If this space allowed for footnotes I would probably make a colossal mess, but in this case I would point out the fact that Reagan invited the investigation of his administration, waiving all attorney-client and executive privileges (unlike Clinton who not only criminally abused existing ones but minted new privileges as well). But beyond the footnote, why can’t we hold Clinton and Gore to that simple standard? They may not be criminals, but they have managed a White House which time and again does things that often appear criminal and at least appear stupid and/or arrogant.
THE ARROGANCE CONTINUES
Remember the early days of the Clinton administration? Remember when the White House crawled with youngun’s who believed that their White House badges meant that they would ascend to heaven at the time of the rapture — if they didn’t believe they were already there.

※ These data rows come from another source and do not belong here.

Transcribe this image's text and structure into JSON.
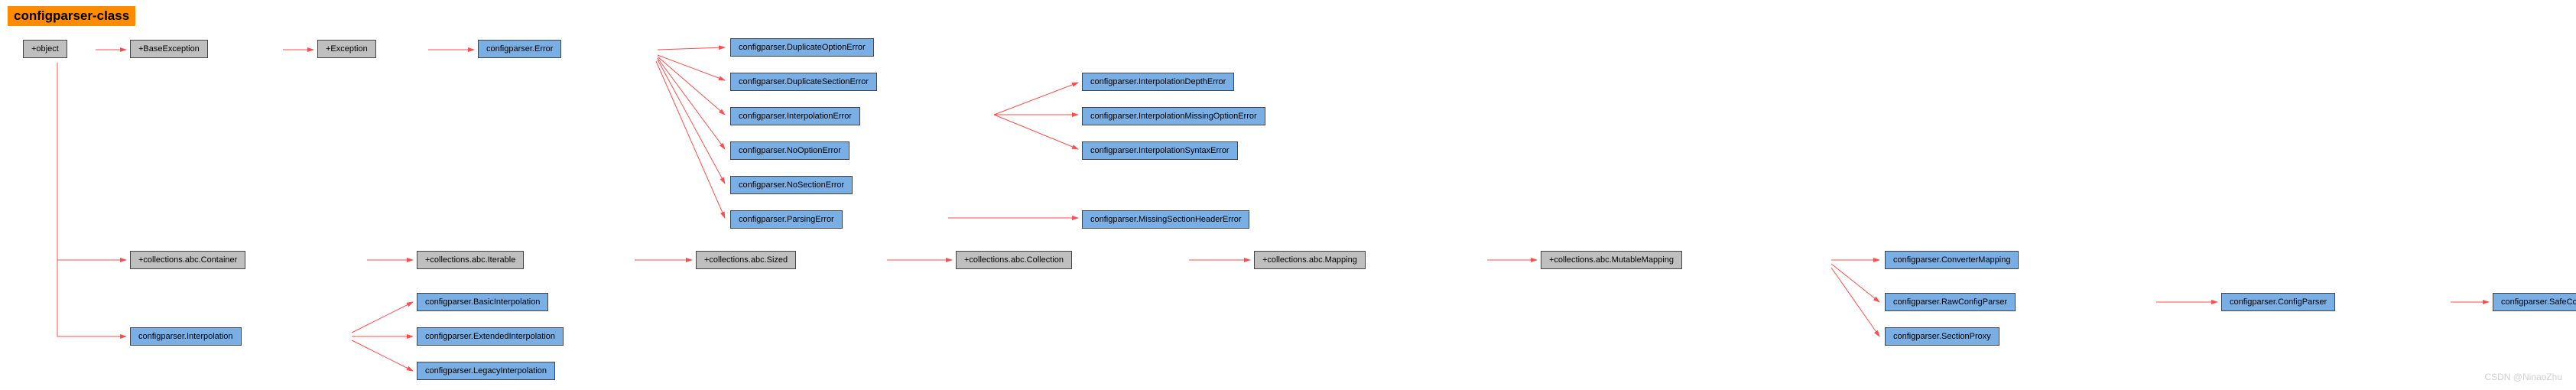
{
  "title": "configparser-class",
  "watermark": "CSDN @NinaoZhu",
  "nodes": {
    "object": "+object",
    "baseexc": "+BaseException",
    "exc": "+Exception",
    "cp_error": "configparser.Error",
    "cp_dup_opt": "configparser.DuplicateOptionError",
    "cp_dup_sec": "configparser.DuplicateSectionError",
    "cp_int_err": "configparser.InterpolationError",
    "cp_int_depth": "configparser.InterpolationDepthError",
    "cp_int_miss": "configparser.InterpolationMissingOptionError",
    "cp_int_syn": "configparser.InterpolationSyntaxError",
    "cp_noopt": "configparser.NoOptionError",
    "cp_nosec": "configparser.NoSectionError",
    "cp_parse": "configparser.ParsingError",
    "cp_misshdr": "configparser.MissingSectionHeaderError",
    "abc_container": "+collections.abc.Container",
    "abc_iterable": "+collections.abc.Iterable",
    "abc_sized": "+collections.abc.Sized",
    "abc_collection": "+collections.abc.Collection",
    "abc_mapping": "+collections.abc.Mapping",
    "abc_mutmapping": "+collections.abc.MutableMapping",
    "cp_convmap": "configparser.ConverterMapping",
    "cp_rawcfg": "configparser.RawConfigParser",
    "cp_secproxy": "configparser.SectionProxy",
    "cp_cfgparser": "configparser.ConfigParser",
    "cp_safecfg": "configparser.SafeConfigParser",
    "cp_interp": "configparser.Interpolation",
    "cp_basicint": "configparser.BasicInterpolation",
    "cp_extint": "configparser.ExtendedInterpolation",
    "cp_legint": "configparser.LegacyInterpolation"
  },
  "chart_data": {
    "type": "diagram",
    "title": "configparser-class",
    "nodes": [
      {
        "id": "object",
        "label": "+object",
        "kind": "builtin"
      },
      {
        "id": "baseexc",
        "label": "+BaseException",
        "kind": "builtin"
      },
      {
        "id": "exc",
        "label": "+Exception",
        "kind": "builtin"
      },
      {
        "id": "cp_error",
        "label": "configparser.Error",
        "kind": "module"
      },
      {
        "id": "cp_dup_opt",
        "label": "configparser.DuplicateOptionError",
        "kind": "module"
      },
      {
        "id": "cp_dup_sec",
        "label": "configparser.DuplicateSectionError",
        "kind": "module"
      },
      {
        "id": "cp_int_err",
        "label": "configparser.InterpolationError",
        "kind": "module"
      },
      {
        "id": "cp_int_depth",
        "label": "configparser.InterpolationDepthError",
        "kind": "module"
      },
      {
        "id": "cp_int_miss",
        "label": "configparser.InterpolationMissingOptionError",
        "kind": "module"
      },
      {
        "id": "cp_int_syn",
        "label": "configparser.InterpolationSyntaxError",
        "kind": "module"
      },
      {
        "id": "cp_noopt",
        "label": "configparser.NoOptionError",
        "kind": "module"
      },
      {
        "id": "cp_nosec",
        "label": "configparser.NoSectionError",
        "kind": "module"
      },
      {
        "id": "cp_parse",
        "label": "configparser.ParsingError",
        "kind": "module"
      },
      {
        "id": "cp_misshdr",
        "label": "configparser.MissingSectionHeaderError",
        "kind": "module"
      },
      {
        "id": "abc_container",
        "label": "+collections.abc.Container",
        "kind": "builtin"
      },
      {
        "id": "abc_iterable",
        "label": "+collections.abc.Iterable",
        "kind": "builtin"
      },
      {
        "id": "abc_sized",
        "label": "+collections.abc.Sized",
        "kind": "builtin"
      },
      {
        "id": "abc_collection",
        "label": "+collections.abc.Collection",
        "kind": "builtin"
      },
      {
        "id": "abc_mapping",
        "label": "+collections.abc.Mapping",
        "kind": "builtin"
      },
      {
        "id": "abc_mutmapping",
        "label": "+collections.abc.MutableMapping",
        "kind": "builtin"
      },
      {
        "id": "cp_convmap",
        "label": "configparser.ConverterMapping",
        "kind": "module"
      },
      {
        "id": "cp_rawcfg",
        "label": "configparser.RawConfigParser",
        "kind": "module"
      },
      {
        "id": "cp_secproxy",
        "label": "configparser.SectionProxy",
        "kind": "module"
      },
      {
        "id": "cp_cfgparser",
        "label": "configparser.ConfigParser",
        "kind": "module"
      },
      {
        "id": "cp_safecfg",
        "label": "configparser.SafeConfigParser",
        "kind": "module"
      },
      {
        "id": "cp_interp",
        "label": "configparser.Interpolation",
        "kind": "module"
      },
      {
        "id": "cp_basicint",
        "label": "configparser.BasicInterpolation",
        "kind": "module"
      },
      {
        "id": "cp_extint",
        "label": "configparser.ExtendedInterpolation",
        "kind": "module"
      },
      {
        "id": "cp_legint",
        "label": "configparser.LegacyInterpolation",
        "kind": "module"
      }
    ],
    "edges": [
      {
        "from": "object",
        "to": "baseexc"
      },
      {
        "from": "baseexc",
        "to": "exc"
      },
      {
        "from": "exc",
        "to": "cp_error"
      },
      {
        "from": "cp_error",
        "to": "cp_dup_opt"
      },
      {
        "from": "cp_error",
        "to": "cp_dup_sec"
      },
      {
        "from": "cp_error",
        "to": "cp_int_err"
      },
      {
        "from": "cp_error",
        "to": "cp_noopt"
      },
      {
        "from": "cp_error",
        "to": "cp_nosec"
      },
      {
        "from": "cp_error",
        "to": "cp_parse"
      },
      {
        "from": "cp_int_err",
        "to": "cp_int_depth"
      },
      {
        "from": "cp_int_err",
        "to": "cp_int_miss"
      },
      {
        "from": "cp_int_err",
        "to": "cp_int_syn"
      },
      {
        "from": "cp_parse",
        "to": "cp_misshdr"
      },
      {
        "from": "object",
        "to": "abc_container"
      },
      {
        "from": "abc_container",
        "to": "abc_iterable"
      },
      {
        "from": "abc_iterable",
        "to": "abc_sized"
      },
      {
        "from": "abc_sized",
        "to": "abc_collection"
      },
      {
        "from": "abc_collection",
        "to": "abc_mapping"
      },
      {
        "from": "abc_mapping",
        "to": "abc_mutmapping"
      },
      {
        "from": "abc_mutmapping",
        "to": "cp_convmap"
      },
      {
        "from": "abc_mutmapping",
        "to": "cp_rawcfg"
      },
      {
        "from": "abc_mutmapping",
        "to": "cp_secproxy"
      },
      {
        "from": "cp_rawcfg",
        "to": "cp_cfgparser"
      },
      {
        "from": "cp_cfgparser",
        "to": "cp_safecfg"
      },
      {
        "from": "object",
        "to": "cp_interp"
      },
      {
        "from": "cp_interp",
        "to": "cp_basicint"
      },
      {
        "from": "cp_interp",
        "to": "cp_extint"
      },
      {
        "from": "cp_interp",
        "to": "cp_legint"
      }
    ]
  }
}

Remember when some gum-snapping debutante — whose idea of a hunger strike was drinking tap water and store-bought sushi — snubbed a two-star general by telling him that she didn’t deal with people from the military?
For a while, that event symbolized the arrogance of the Clinton administration. Not only did they not care how things were done before they arrived, they didn’t think the people already here deserved any respect.
Well, Al Gore, who is trying to run on all of Clinton’s strengths and none of his weaknesses, has a similar situation on his hands. Earlier this month a scheduler for the Gore campaign was pulled over for driving under the influence of alcohol. When the police officer approached the car the driver was “laughing uncontrollably,” according to the police report. She said that she was doing 85 MPH in a 40 MPH zone because her friend in the passenger seat was pregnant. The officer reported that she didn’t appear pregnant.
The scheduler grew angry and yelled at the police officer, “I am on the Gore 2000 campaign, and I’m going to call the United States district attorney right now.” The arresting officer said this was intended as a threat.
Kathleen Begala told The Tennessean that the young lady has not been fired. “I want to say it took place on her own time,” says Begala.
Here we go again. Who cares that it was on her own time? This is just another version of Clintonian spin — anything personal is personal and therefore beyond the scope of judgement or scrutiny.
Whether or not she is convicted for the DUI, the Gore campaign’s choice is pretty clear. Either it’s okay with them if their staff act like they are above the law, or they don’t. If they don’t care, then it really will be “four more years” — if Gore wins.
MEANWHILE, BACK AT THE RANCH…
Today we have launched the new and exciting National Review Online II: The Wrath of the Webmaster!
Please look around, but if you break it, you bought it. Regardless, we will be tweaking for several days. Feel free to root around like a dinner guest checking out the strange pills in the host’s medicine cabinet.